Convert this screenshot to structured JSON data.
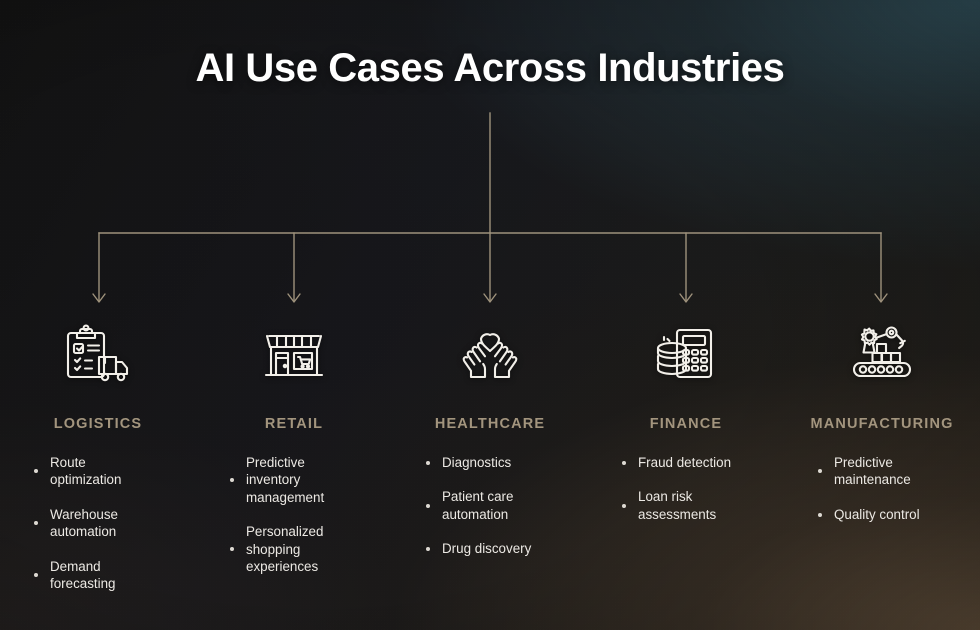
{
  "title": "AI Use Cases Across Industries",
  "theme": {
    "heading_color": "#a3957e",
    "bullet_text_color": "#ece9e4",
    "connector_color": "#9e927c",
    "icon_color": "#f2efe9",
    "background_dark": "#161514",
    "background_teal": "#345662",
    "background_warm": "#786046"
  },
  "columns": [
    {
      "heading": "LOGISTICS",
      "icon": "clipboard-truck-icon",
      "bullets": [
        "Route optimization",
        "Warehouse automation",
        "Demand forecasting"
      ]
    },
    {
      "heading": "RETAIL",
      "icon": "storefront-icon",
      "bullets": [
        "Predictive inventory management",
        "Personalized shopping experiences"
      ]
    },
    {
      "heading": "HEALTHCARE",
      "icon": "hands-heart-icon",
      "bullets": [
        "Diagnostics",
        "Patient care automation",
        "Drug discovery"
      ]
    },
    {
      "heading": "FINANCE",
      "icon": "calculator-coins-icon",
      "bullets": [
        "Fraud detection",
        "Loan risk assessments"
      ]
    },
    {
      "heading": "MANUFACTURING",
      "icon": "conveyor-robot-arm-icon",
      "bullets": [
        "Predictive maintenance",
        "Quality control"
      ]
    }
  ]
}
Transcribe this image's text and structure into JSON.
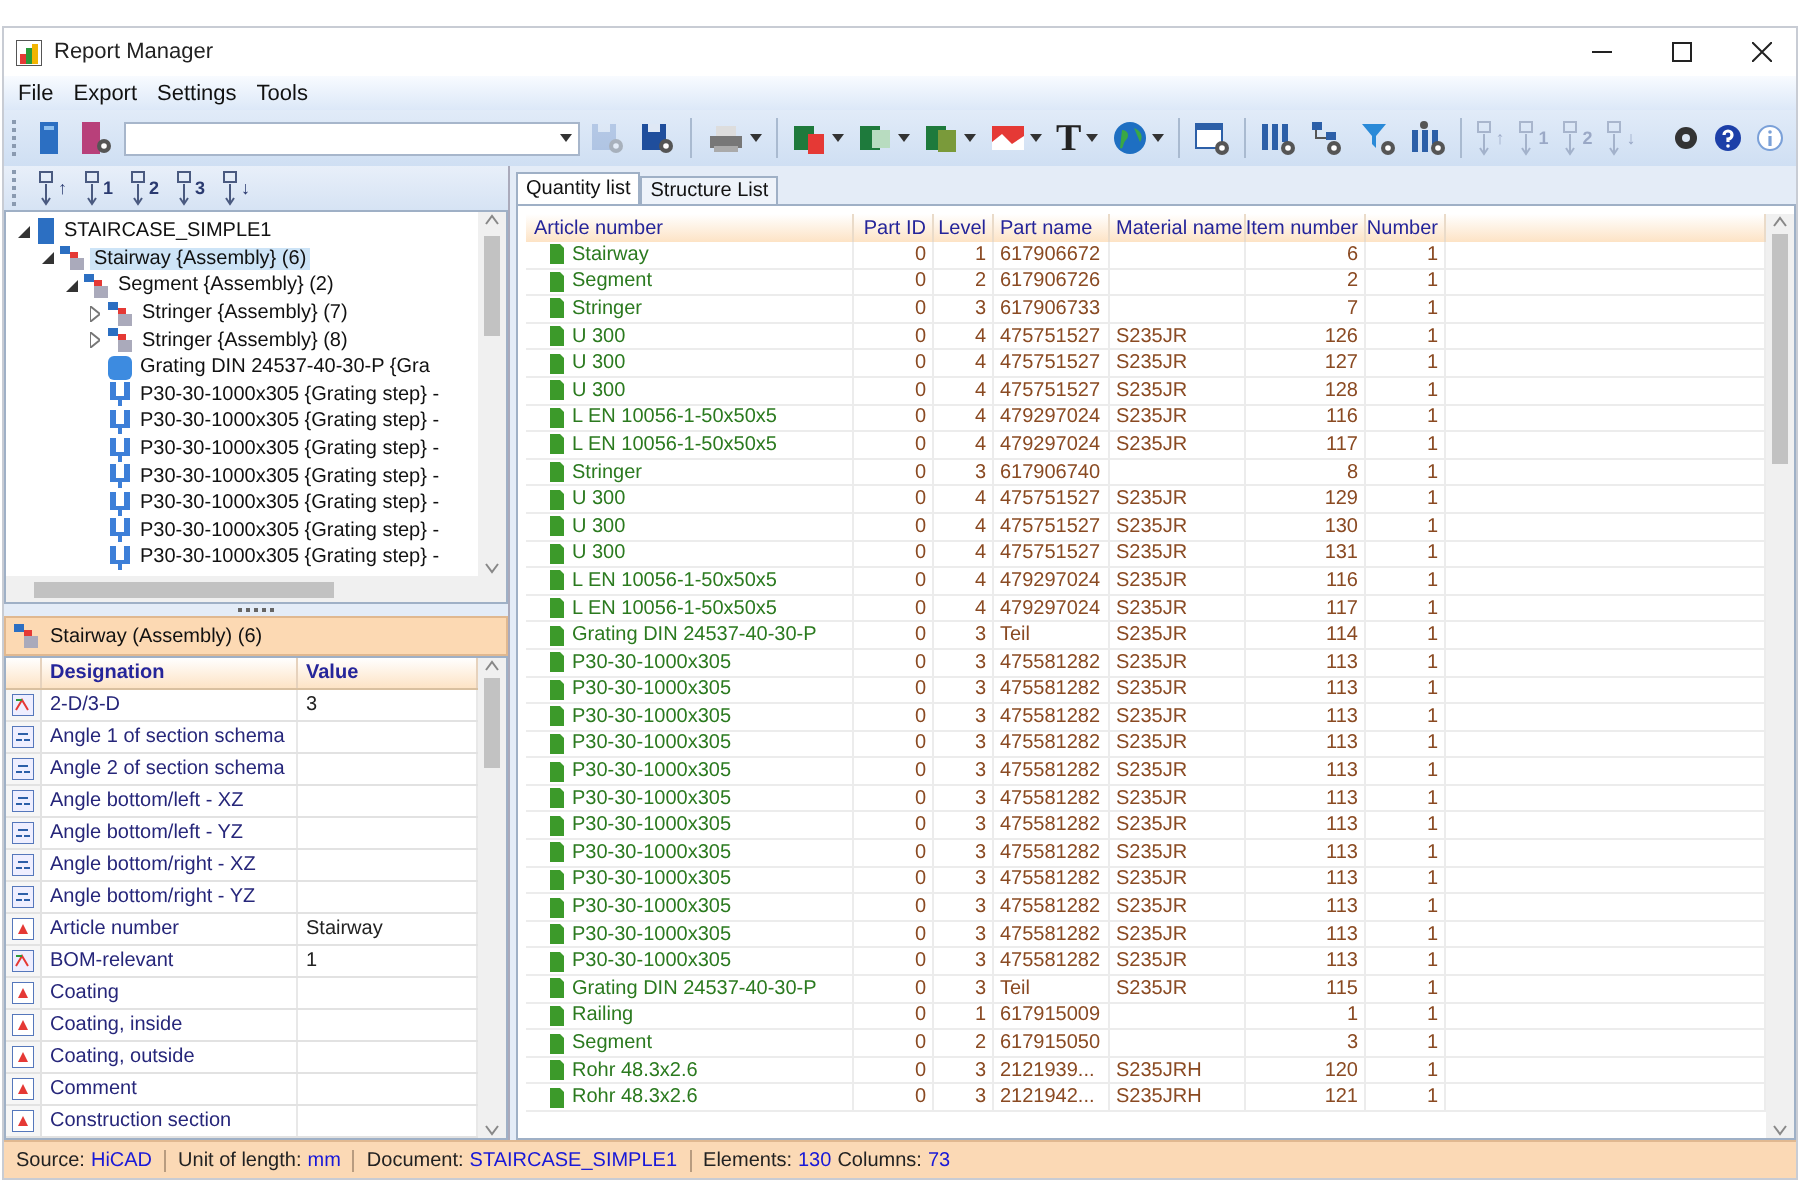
{
  "window": {
    "title": "Report Manager"
  },
  "menu": [
    "File",
    "Export",
    "Settings",
    "Tools"
  ],
  "toolbar": {
    "items": [
      {
        "kind": "book"
      },
      {
        "kind": "book-gear"
      },
      {
        "kind": "combo"
      },
      {
        "kind": "save",
        "disabled": true
      },
      {
        "kind": "save-gear",
        "disabled": false
      },
      {
        "kind": "separator"
      },
      {
        "kind": "printer",
        "dropdown": true
      },
      {
        "kind": "separator"
      },
      {
        "kind": "excel-pdf",
        "dropdown": true
      },
      {
        "kind": "excel",
        "dropdown": true
      },
      {
        "kind": "excel-doc",
        "dropdown": true
      },
      {
        "kind": "image",
        "dropdown": true
      },
      {
        "kind": "glyph",
        "glyph": "T",
        "dropdown": true
      },
      {
        "kind": "globe",
        "dropdown": true
      },
      {
        "kind": "separator"
      },
      {
        "kind": "table-gear"
      },
      {
        "kind": "separator"
      },
      {
        "kind": "columns-gear"
      },
      {
        "kind": "tree-gear"
      },
      {
        "kind": "filter-gear"
      },
      {
        "kind": "person-columns"
      },
      {
        "kind": "separator"
      },
      {
        "kind": "sort",
        "mark": "↑",
        "disabled": true
      },
      {
        "kind": "sort",
        "mark": "1",
        "disabled": true
      },
      {
        "kind": "sort",
        "mark": "2",
        "disabled": true
      },
      {
        "kind": "sort",
        "mark": "↓",
        "disabled": true
      },
      {
        "kind": "spacer"
      },
      {
        "kind": "gear"
      },
      {
        "kind": "help"
      },
      {
        "kind": "info"
      }
    ]
  },
  "sort_toolbar": [
    {
      "mark": "↑"
    },
    {
      "mark": "1"
    },
    {
      "mark": "2"
    },
    {
      "mark": "3"
    },
    {
      "mark": "↓"
    }
  ],
  "tree": [
    {
      "label": "STAIRCASE_SIMPLE1",
      "kind": "document",
      "expanded": true,
      "selected": false,
      "children": [
        {
          "label": "Stairway {Assembly} (6)",
          "kind": "assembly",
          "expanded": true,
          "selected": true,
          "children": [
            {
              "label": "Segment {Assembly} (2)",
              "kind": "assembly",
              "expanded": true,
              "selected": false,
              "children": [
                {
                  "label": "Stringer {Assembly} (7)",
                  "kind": "assembly",
                  "expanded": false,
                  "selected": false
                },
                {
                  "label": "Stringer {Assembly} (8)",
                  "kind": "assembly",
                  "expanded": false,
                  "selected": false
                },
                {
                  "label": "Grating DIN 24537-40-30-P {Gra",
                  "kind": "grating",
                  "selected": false
                },
                {
                  "label": "P30-30-1000x305 {Grating step} -",
                  "kind": "step",
                  "selected": false
                },
                {
                  "label": "P30-30-1000x305 {Grating step} -",
                  "kind": "step",
                  "selected": false
                },
                {
                  "label": "P30-30-1000x305 {Grating step} -",
                  "kind": "step",
                  "selected": false
                },
                {
                  "label": "P30-30-1000x305 {Grating step} -",
                  "kind": "step",
                  "selected": false
                },
                {
                  "label": "P30-30-1000x305 {Grating step} -",
                  "kind": "step",
                  "selected": false
                },
                {
                  "label": "P30-30-1000x305 {Grating step} -",
                  "kind": "step",
                  "selected": false
                },
                {
                  "label": "P30-30-1000x305 {Grating step} -",
                  "kind": "step",
                  "selected": false
                }
              ]
            }
          ]
        }
      ]
    }
  ],
  "properties": {
    "title": "Stairway (Assembly) (6)",
    "columns": [
      "Designation",
      "Value"
    ],
    "rows": [
      {
        "kind": "system",
        "designation": "2-D/3-D",
        "value": "3"
      },
      {
        "kind": "angle",
        "designation": "Angle 1 of section schema"
      },
      {
        "kind": "angle",
        "designation": "Angle 2 of section schema"
      },
      {
        "kind": "angle",
        "designation": "Angle bottom/left - XZ"
      },
      {
        "kind": "angle",
        "designation": "Angle bottom/left - YZ"
      },
      {
        "kind": "angle",
        "designation": "Angle bottom/right - XZ"
      },
      {
        "kind": "angle",
        "designation": "Angle bottom/right - YZ"
      },
      {
        "kind": "text",
        "designation": "Article number",
        "value": "Stairway"
      },
      {
        "kind": "system",
        "designation": "BOM-relevant",
        "value": "1"
      },
      {
        "kind": "text",
        "designation": "Coating"
      },
      {
        "kind": "text",
        "designation": "Coating, inside"
      },
      {
        "kind": "text",
        "designation": "Coating, outside"
      },
      {
        "kind": "text",
        "designation": "Comment"
      },
      {
        "kind": "text",
        "designation": "Construction section"
      }
    ]
  },
  "tabs": [
    {
      "label": "Quantity list",
      "selected": true
    },
    {
      "label": "Structure List",
      "selected": false
    }
  ],
  "table": {
    "columns": [
      "Article number",
      "Part ID",
      "Level",
      "Part name",
      "Material name",
      "Item number",
      "Number"
    ],
    "rows": [
      [
        "Stairway",
        "0",
        "1",
        "617906672",
        "",
        "6",
        "1"
      ],
      [
        "Segment",
        "0",
        "2",
        "617906726",
        "",
        "2",
        "1"
      ],
      [
        "Stringer",
        "0",
        "3",
        "617906733",
        "",
        "7",
        "1"
      ],
      [
        "U 300",
        "0",
        "4",
        "475751527",
        "S235JR",
        "126",
        "1"
      ],
      [
        "U 300",
        "0",
        "4",
        "475751527",
        "S235JR",
        "127",
        "1"
      ],
      [
        "U 300",
        "0",
        "4",
        "475751527",
        "S235JR",
        "128",
        "1"
      ],
      [
        "L EN 10056-1-50x50x5",
        "0",
        "4",
        "479297024",
        "S235JR",
        "116",
        "1"
      ],
      [
        "L EN 10056-1-50x50x5",
        "0",
        "4",
        "479297024",
        "S235JR",
        "117",
        "1"
      ],
      [
        "Stringer",
        "0",
        "3",
        "617906740",
        "",
        "8",
        "1"
      ],
      [
        "U 300",
        "0",
        "4",
        "475751527",
        "S235JR",
        "129",
        "1"
      ],
      [
        "U 300",
        "0",
        "4",
        "475751527",
        "S235JR",
        "130",
        "1"
      ],
      [
        "U 300",
        "0",
        "4",
        "475751527",
        "S235JR",
        "131",
        "1"
      ],
      [
        "L EN 10056-1-50x50x5",
        "0",
        "4",
        "479297024",
        "S235JR",
        "116",
        "1"
      ],
      [
        "L EN 10056-1-50x50x5",
        "0",
        "4",
        "479297024",
        "S235JR",
        "117",
        "1"
      ],
      [
        "Grating DIN 24537-40-30-P",
        "0",
        "3",
        "Teil",
        "S235JR",
        "114",
        "1"
      ],
      [
        "P30-30-1000x305",
        "0",
        "3",
        "475581282",
        "S235JR",
        "113",
        "1"
      ],
      [
        "P30-30-1000x305",
        "0",
        "3",
        "475581282",
        "S235JR",
        "113",
        "1"
      ],
      [
        "P30-30-1000x305",
        "0",
        "3",
        "475581282",
        "S235JR",
        "113",
        "1"
      ],
      [
        "P30-30-1000x305",
        "0",
        "3",
        "475581282",
        "S235JR",
        "113",
        "1"
      ],
      [
        "P30-30-1000x305",
        "0",
        "3",
        "475581282",
        "S235JR",
        "113",
        "1"
      ],
      [
        "P30-30-1000x305",
        "0",
        "3",
        "475581282",
        "S235JR",
        "113",
        "1"
      ],
      [
        "P30-30-1000x305",
        "0",
        "3",
        "475581282",
        "S235JR",
        "113",
        "1"
      ],
      [
        "P30-30-1000x305",
        "0",
        "3",
        "475581282",
        "S235JR",
        "113",
        "1"
      ],
      [
        "P30-30-1000x305",
        "0",
        "3",
        "475581282",
        "S235JR",
        "113",
        "1"
      ],
      [
        "P30-30-1000x305",
        "0",
        "3",
        "475581282",
        "S235JR",
        "113",
        "1"
      ],
      [
        "P30-30-1000x305",
        "0",
        "3",
        "475581282",
        "S235JR",
        "113",
        "1"
      ],
      [
        "P30-30-1000x305",
        "0",
        "3",
        "475581282",
        "S235JR",
        "113",
        "1"
      ],
      [
        "Grating DIN 24537-40-30-P",
        "0",
        "3",
        "Teil",
        "S235JR",
        "115",
        "1"
      ],
      [
        "Railing",
        "0",
        "1",
        "617915009",
        "",
        "1",
        "1"
      ],
      [
        "Segment",
        "0",
        "2",
        "617915050",
        "",
        "3",
        "1"
      ],
      [
        "Rohr 48.3x2.6",
        "0",
        "3",
        "2121939...",
        "S235JRH",
        "120",
        "1"
      ],
      [
        "Rohr 48.3x2.6",
        "0",
        "3",
        "2121942...",
        "S235JRH",
        "121",
        "1"
      ]
    ]
  },
  "status_bar": [
    [
      {
        "label": "Source:",
        "value": "HiCAD"
      }
    ],
    [
      {
        "label": "Unit of length:",
        "value": "mm"
      }
    ],
    [
      {
        "label": "Document:",
        "value": "STAIRCASE_SIMPLE1"
      }
    ],
    [
      {
        "label": "Elements:",
        "value": "130"
      },
      {
        "label": "Columns:",
        "value": "73"
      }
    ]
  ]
}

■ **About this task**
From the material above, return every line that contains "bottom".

■ **Solution to the problem**
        "designation": "Angle bottom/left - XZ"
        "designation": "Angle bottom/left - YZ"
        "designation": "Angle bottom/right - XZ"
        "designation": "Angle bottom/right - YZ"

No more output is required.